But, the inquiring mind still has a point... we lost half of the year's gains... if you assume all the stops triggered and, as I said, I have never seen it happen with 'normal' stops in place. Let me give you an example: We bought CRM (salesforce.com) in the Tactical Growth portfolio 13 days ago. Today, it went exponential and skyrocketed up more than 25%. Because I am in a 'go-to-cash' investment mindset (see prior blog for an explanation as to why), I raised my stop on CRM to 1EM below where it was trading today (near its high). 1EM is approximately one standard deviation of normal volatility for CRM on a weekly basis. As such my stop was at $264.15. About an hour before the close today, CRM bounced down and triggered our stop. We sold our position and netted a smooth-rolling +34.45% in just 13 days. And, at this point, I don't care if it zooms higher. Remember... I am in a go-to-cash mindset.
Did all the stops trigger? No... not even close. All that triggered today was CRM.
And, I have raised stops again on the 19 remaining holdings, after the market close today. And, just so there is no confusion, I do not have one stop for all holdings. Each holding has its own EM and its own stop.
The market is only about 1EM from triggering an "Overbought" (OB) condition. This is not a guess.

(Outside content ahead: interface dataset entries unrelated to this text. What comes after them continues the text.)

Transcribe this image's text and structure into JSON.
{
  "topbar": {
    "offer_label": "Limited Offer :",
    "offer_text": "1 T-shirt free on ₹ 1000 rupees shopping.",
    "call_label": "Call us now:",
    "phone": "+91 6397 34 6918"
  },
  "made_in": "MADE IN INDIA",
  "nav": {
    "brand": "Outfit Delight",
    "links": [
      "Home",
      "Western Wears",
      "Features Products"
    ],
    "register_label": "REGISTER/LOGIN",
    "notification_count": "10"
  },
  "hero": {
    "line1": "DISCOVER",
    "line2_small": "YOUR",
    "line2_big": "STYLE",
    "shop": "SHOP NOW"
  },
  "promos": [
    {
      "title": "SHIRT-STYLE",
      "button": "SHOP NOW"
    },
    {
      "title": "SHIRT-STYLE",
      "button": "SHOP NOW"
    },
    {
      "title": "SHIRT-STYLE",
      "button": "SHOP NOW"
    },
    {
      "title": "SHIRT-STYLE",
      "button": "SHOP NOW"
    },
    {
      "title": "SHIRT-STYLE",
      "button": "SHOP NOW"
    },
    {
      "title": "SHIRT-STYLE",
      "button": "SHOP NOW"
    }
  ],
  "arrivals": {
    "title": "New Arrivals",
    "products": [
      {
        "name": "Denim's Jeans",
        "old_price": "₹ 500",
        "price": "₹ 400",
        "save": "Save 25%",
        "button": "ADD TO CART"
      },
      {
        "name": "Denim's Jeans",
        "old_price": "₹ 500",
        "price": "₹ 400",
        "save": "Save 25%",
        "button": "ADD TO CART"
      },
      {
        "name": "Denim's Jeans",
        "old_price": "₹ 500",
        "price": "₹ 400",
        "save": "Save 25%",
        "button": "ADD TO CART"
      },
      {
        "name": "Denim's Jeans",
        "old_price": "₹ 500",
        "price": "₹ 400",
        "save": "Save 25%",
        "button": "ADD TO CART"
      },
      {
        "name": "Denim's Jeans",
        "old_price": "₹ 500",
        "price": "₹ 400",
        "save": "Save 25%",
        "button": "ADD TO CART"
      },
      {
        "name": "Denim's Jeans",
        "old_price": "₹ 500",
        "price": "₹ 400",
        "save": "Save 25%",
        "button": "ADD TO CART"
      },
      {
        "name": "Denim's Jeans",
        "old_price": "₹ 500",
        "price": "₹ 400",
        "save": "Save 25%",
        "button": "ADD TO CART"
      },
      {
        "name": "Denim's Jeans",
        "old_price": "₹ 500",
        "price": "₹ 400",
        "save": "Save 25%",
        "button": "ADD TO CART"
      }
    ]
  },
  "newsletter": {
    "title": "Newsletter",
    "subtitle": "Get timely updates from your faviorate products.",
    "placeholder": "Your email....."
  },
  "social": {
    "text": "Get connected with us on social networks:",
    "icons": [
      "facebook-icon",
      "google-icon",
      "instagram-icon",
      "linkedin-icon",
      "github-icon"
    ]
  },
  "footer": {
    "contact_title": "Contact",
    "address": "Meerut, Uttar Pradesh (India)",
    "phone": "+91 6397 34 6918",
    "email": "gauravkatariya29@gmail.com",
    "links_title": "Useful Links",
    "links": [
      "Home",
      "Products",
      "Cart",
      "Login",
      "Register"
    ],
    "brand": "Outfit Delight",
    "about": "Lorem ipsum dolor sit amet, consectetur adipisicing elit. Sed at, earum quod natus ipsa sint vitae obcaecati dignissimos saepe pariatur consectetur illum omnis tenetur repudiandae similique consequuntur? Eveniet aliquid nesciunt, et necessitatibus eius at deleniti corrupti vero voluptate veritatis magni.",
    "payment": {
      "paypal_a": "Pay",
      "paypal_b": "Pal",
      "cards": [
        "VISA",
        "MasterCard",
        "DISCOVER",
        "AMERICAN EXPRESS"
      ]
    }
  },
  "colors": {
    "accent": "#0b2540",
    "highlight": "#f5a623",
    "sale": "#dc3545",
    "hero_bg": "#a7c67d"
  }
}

It is a mathematically derived level that indicates the odds of a correction are much higher than the odds that the market will continue to boom higher. The "market" EM is huge... right now it is 7.75%. That means the market would have to move up by almost 8% before the OB is triggered. Upon the triggering of the OB, I will move stops to 0.25EMs of each holding below their previous day's closing price. A 0.25EM is a tiny percentage and means that almost any wiggle in a stock's price will cause it to sell. But, we are not there... not yet, anyway. And, I have the option to invest 15% of capital into a contrarian play via inverse ETFs.
Assuming the market doesn't fall off a cliff by this Friday's close, I will be raising stops to 0.5EM on Monday. Why? Because I have a go-to-cash investment mindset and I want to sell and I want to capture profits... but... I do not want to get off of this rocket ship market until I have to. The market could go a LOT higher; or, it could collapse at any time.
I am of the opinion (aka, "I am guessing") that the market will gyrate wildly before the election and if you-know-who, wins, the market could crash on November 4 (that's assuming we even know who the next president will be on November 4). As such, I would be happy to be sitting 100% in cash before the election. The key is timing when to effect that move to 100% cash. I am doing this with, what I call, intelligent stop loss strategies. These stops include:
The relative volatility of market, and
The position of the market relative to its 200-day moving average, and
The relative volatility of each holding, and
The investment bias, including how bullish, bearish or neutral the data are, and
How often the investment bias dictates the frequency of adjusting stops higher.
The above 5 items are all in play as we set stops. As I have said many times, the easy part is buying... the hard (really hard) part is knowing when to sell. Using the above algos make the process of selling far more mechanical than emotional; which is a good thing.